From the customer’s perspective, car rental is a straightforward business. The only uncertainty is whether the hire company will charge you for the scratch they discover when you hand back the vehicle. Hertz Global Holdings Inc’s bankruptcy protection filing on Friday last week was a reminder that today even the simplest business models are underpinned by a lot more financial complexity than meets the eye. The proximate cause of Hertz’s demise was of course the sudden collapse in bookings caused by COVID-19 travel restrictions. The company’s monthly revenue last month fell 73 percent year-on-year, a shortfall that even the most resilient
Uber Technologies Inc, Lyft Inc and Airbnb Inc have slashed thousands of jobs. Salesforce.com Inc and Visa Inc are letting employees work remotely for months; Twitter Inc and Square Inc are allowing them to do so for good. For the companies’ hometown of San Francisco, the moves are early signs of a dire blow. In a city with a long history of booms, busts and natural calamities, the COVID-19 pandemic has suddenly upended nearly a decade of prosperity. While municipalities across the US are grappling with economic fallout from the virus, San Francisco stands to take a deeper hit given its high

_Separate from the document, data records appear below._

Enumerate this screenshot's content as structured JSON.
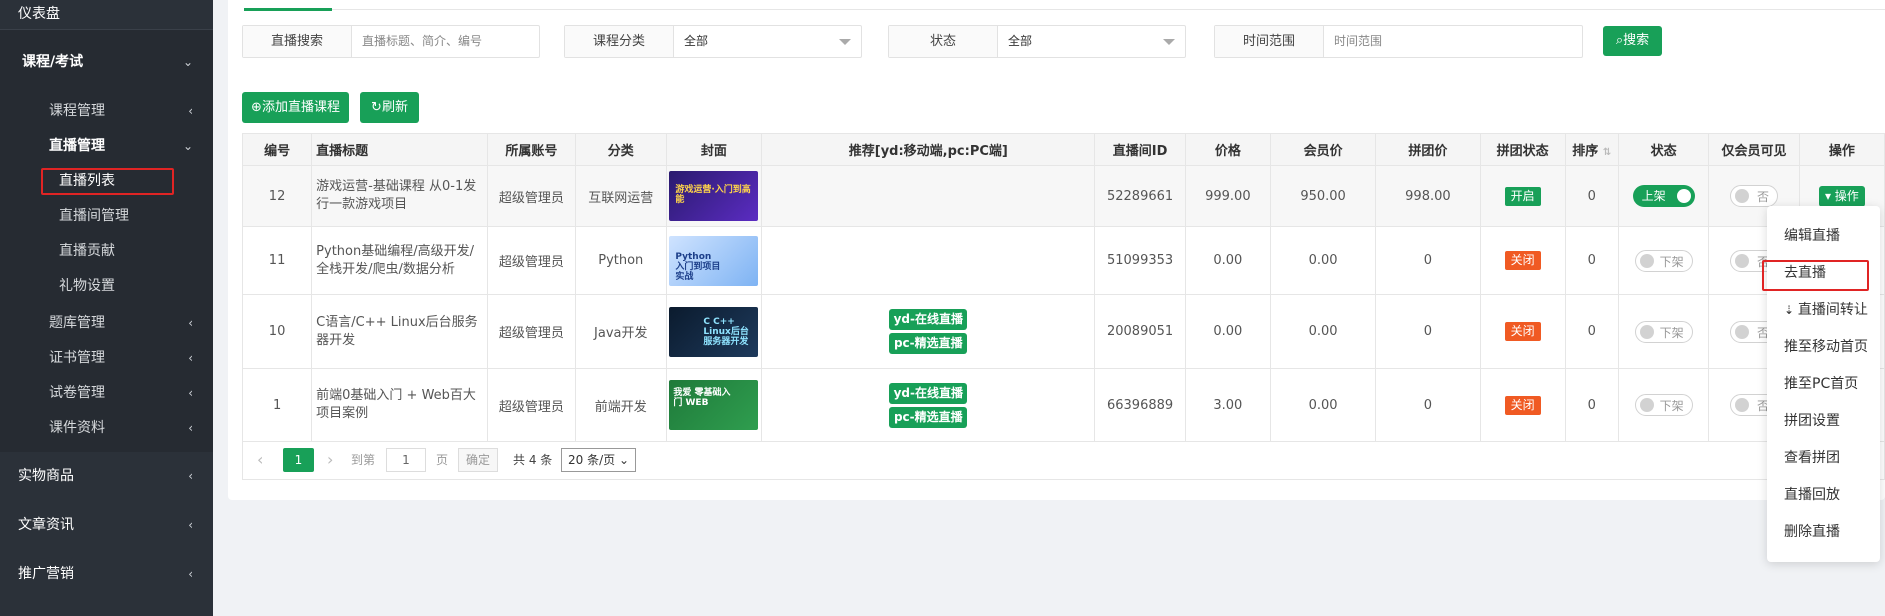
{
  "sidebar": {
    "top": "仪表盘",
    "group": {
      "label": "课程/考试",
      "items": [
        {
          "label": "课程管理",
          "chev": "‹"
        },
        {
          "label": "直播管理",
          "chev": "⌄",
          "open": true
        },
        {
          "label": "直播列表",
          "leaf": true,
          "active": true
        },
        {
          "label": "直播间管理",
          "leaf": true
        },
        {
          "label": "直播贡献",
          "leaf": true
        },
        {
          "label": "礼物设置",
          "leaf": true
        },
        {
          "label": "题库管理",
          "chev": "‹"
        },
        {
          "label": "证书管理",
          "chev": "‹"
        },
        {
          "label": "试卷管理",
          "chev": "‹"
        },
        {
          "label": "课件资料",
          "chev": "‹"
        }
      ]
    },
    "main": [
      {
        "label": "实物商品"
      },
      {
        "label": "文章资讯"
      },
      {
        "label": "推广营销"
      }
    ]
  },
  "search": {
    "fields": [
      {
        "label": "直播搜索",
        "placeholder": "直播标题、简介、编号"
      },
      {
        "label": "课程分类",
        "value": "全部"
      },
      {
        "label": "状态",
        "value": "全部"
      },
      {
        "label": "时间范围",
        "placeholder": "时间范围"
      }
    ],
    "button": "搜索"
  },
  "toolbar": {
    "add": "添加直播课程",
    "refresh": "刷新"
  },
  "table": {
    "headers": [
      "编号",
      "直播标题",
      "所属账号",
      "分类",
      "封面",
      "推荐[yd:移动端,pc:PC端]",
      "直播间ID",
      "价格",
      "会员价",
      "拼团价",
      "拼团状态",
      "排序",
      "状态",
      "仅会员可见",
      "操作"
    ],
    "rows": [
      {
        "id": "12",
        "title": "游戏运营-基础课程 从0-1发行一款游戏项目",
        "account": "超级管理员",
        "category": "互联网运营",
        "cover_text": "游戏运营·入门到高能",
        "rec": [],
        "room": "52289661",
        "price": "999.00",
        "vip": "950.00",
        "group": "998.00",
        "group_status": "开启",
        "sort": "0",
        "status": "上架",
        "vip_only": "否",
        "op": "操作"
      },
      {
        "id": "11",
        "title": "Python基础编程/高级开发/全栈开发/爬虫/数据分析",
        "account": "超级管理员",
        "category": "Python",
        "cover_text": "Python 入门到项目实战",
        "rec": [],
        "room": "51099353",
        "price": "0.00",
        "vip": "0.00",
        "group": "0",
        "group_status": "关闭",
        "sort": "0",
        "status": "下架",
        "vip_only": "否"
      },
      {
        "id": "10",
        "title": "C语言/C++ Linux后台服务器开发",
        "account": "超级管理员",
        "category": "Java开发",
        "cover_text": "C C++ Linux后台服务器开发",
        "rec": [
          "yd-在线直播",
          "pc-精选直播"
        ],
        "room": "20089051",
        "price": "0.00",
        "vip": "0.00",
        "group": "0",
        "group_status": "关闭",
        "sort": "0",
        "status": "下架",
        "vip_only": "否"
      },
      {
        "id": "1",
        "title": "前端0基础入门 + Web百大项目案例",
        "account": "超级管理员",
        "category": "前端开发",
        "cover_text": "我爱 零基础入门 WEB",
        "rec": [
          "yd-在线直播",
          "pc-精选直播"
        ],
        "room": "66396889",
        "price": "3.00",
        "vip": "0.00",
        "group": "0",
        "group_status": "关闭",
        "sort": "0",
        "status": "下架",
        "vip_only": "否"
      }
    ]
  },
  "pager": {
    "current": "1",
    "goto": "到第",
    "page_input": "1",
    "page_unit": "页",
    "confirm": "确定",
    "total": "共 4 条",
    "per_page": "20 条/页"
  },
  "dropdown": {
    "items": [
      "编辑直播",
      "去直播",
      "直播间转让",
      "推至移动首页",
      "推至PC首页",
      "拼团设置",
      "查看拼团",
      "直播回放",
      "删除直播"
    ]
  },
  "colors": {
    "primary": "#18a058",
    "danger": "#f05a23",
    "sidebar": "#2b3139",
    "highlight": "#e02424"
  }
}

BULK PURCHASE: The French chain and Hong Kong-based Dairy Farm International reached a deal covering 224 stores, which is expected to be finalized by year’s end Carrefour SA yesterday announced it would acquire Wellcome Taiwan Co (惠康百貨) for 97 million euros (US$108.33 million), and bring all the Wellcome supermarkets (頂好超市) and Jasons Market Place stores nationwide under its banner within 12 months of the deal closing. The France-based hypermarket chain reached an agreement with Hong Kong-based Dairy Farm International Holdings (牛奶國際控股), the pan-Asian retailer that launched Wellcome Taiwan in 1987. The transaction involves 199 Wellcome supermarkets, which have average sales areas of 420m2 and 25 high-end Jasons Market Place stores, which have an average sales area of 820m2, as well as a warehouse in Taoyuan, Carrefour Taiwan (家樂福)

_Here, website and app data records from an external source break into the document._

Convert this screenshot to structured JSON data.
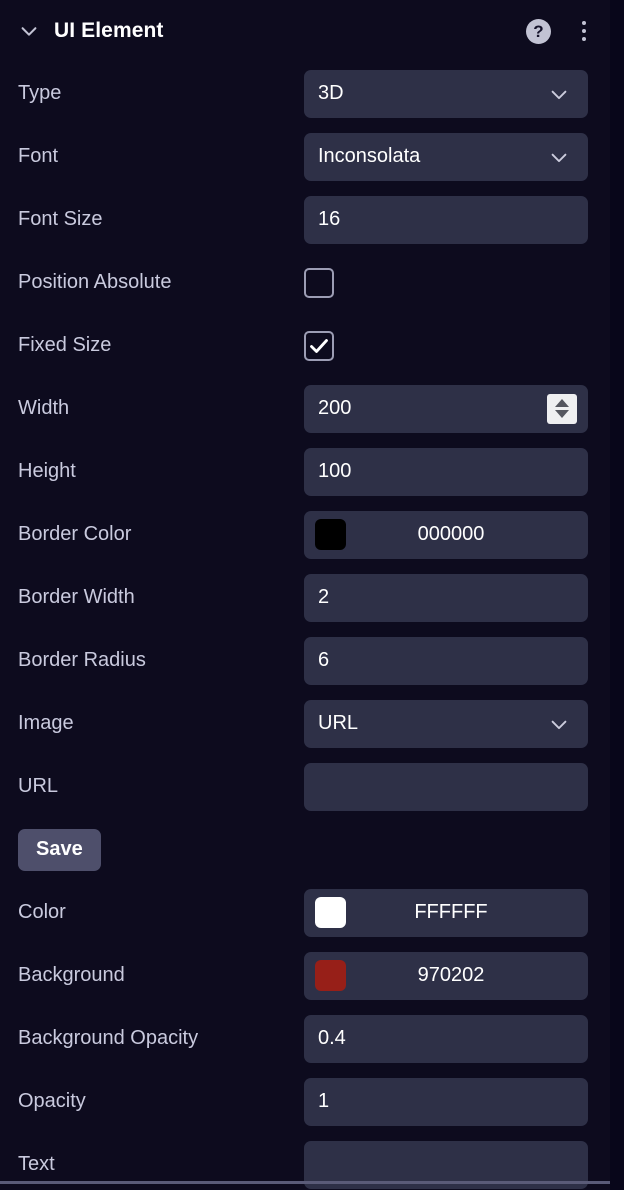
{
  "header": {
    "title": "UI Element",
    "collapse_icon": "chevron-down-icon",
    "help_icon": "help-circle-icon",
    "help_glyph": "?",
    "more_icon": "more-vertical-icon"
  },
  "colors": {
    "panel_background": "#0d0b1e",
    "field_background": "#2e3047",
    "label_text": "#c9cade",
    "value_text": "#ffffff",
    "save_button": "#4e4f6b",
    "spinner_background": "#efeff1",
    "divider": "#5a5b78"
  },
  "rows": [
    {
      "name": "type",
      "label": "Type",
      "kind": "select",
      "value": "3D"
    },
    {
      "name": "font",
      "label": "Font",
      "kind": "select",
      "value": "Inconsolata"
    },
    {
      "name": "font-size",
      "label": "Font Size",
      "kind": "text",
      "value": "16",
      "placeholder": ""
    },
    {
      "name": "position-absolute",
      "label": "Position Absolute",
      "kind": "checkbox",
      "checked": false
    },
    {
      "name": "fixed-size",
      "label": "Fixed Size",
      "kind": "checkbox",
      "checked": true
    },
    {
      "name": "width",
      "label": "Width",
      "kind": "number",
      "value": "200",
      "placeholder": "",
      "spinner": true
    },
    {
      "name": "height",
      "label": "Height",
      "kind": "text",
      "value": "100",
      "placeholder": ""
    },
    {
      "name": "border-color",
      "label": "Border Color",
      "kind": "color",
      "value": "000000",
      "swatch": "#000000"
    },
    {
      "name": "border-width",
      "label": "Border Width",
      "kind": "text",
      "value": "2",
      "placeholder": ""
    },
    {
      "name": "border-radius",
      "label": "Border Radius",
      "kind": "text",
      "value": "6",
      "placeholder": ""
    },
    {
      "name": "image",
      "label": "Image",
      "kind": "select",
      "value": "URL"
    },
    {
      "name": "url",
      "label": "URL",
      "kind": "text",
      "value": "",
      "placeholder": ""
    }
  ],
  "save": {
    "label": "Save"
  },
  "rows_after_save": [
    {
      "name": "color",
      "label": "Color",
      "kind": "color",
      "value": "FFFFFF",
      "swatch": "#ffffff"
    },
    {
      "name": "background",
      "label": "Background",
      "kind": "color",
      "value": "970202",
      "swatch": "#971f18"
    },
    {
      "name": "background-opacity",
      "label": "Background Opacity",
      "kind": "text",
      "value": "0.4",
      "placeholder": ""
    },
    {
      "name": "opacity",
      "label": "Opacity",
      "kind": "text",
      "value": "1",
      "placeholder": ""
    },
    {
      "name": "text",
      "label": "Text",
      "kind": "text",
      "value": "",
      "placeholder": ""
    }
  ]
}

‘ONE-STOP SHOP’: A Miaoli official said that the factory in the Jhunan section of the Hsinchu Science Park would create more than 1,000 jobs and boost prosperity A new high-end IC packaging and testing plant planned by contract chipmaker Taiwan Semiconductor Manufacturing Co (TSMC, 台積電) in Miaoli County is expected to start operations in the middle of next year, Miaoli County Commissioner Hsu Yao-chang (徐耀昌) said. Hsu wrote on Facebook that TSMC, the world’s largest pure wafer foundry operator, would invest NT$303.2 billion (US$10.1 billion) to build the plant, the largest-ever single investment in Taiwan. However, TSMC declined to disclose the financial terms of the deal, while a company board meeting on May 12 approved a spending plan worth NT$168.2 billion as part of its investment plans. Construction of the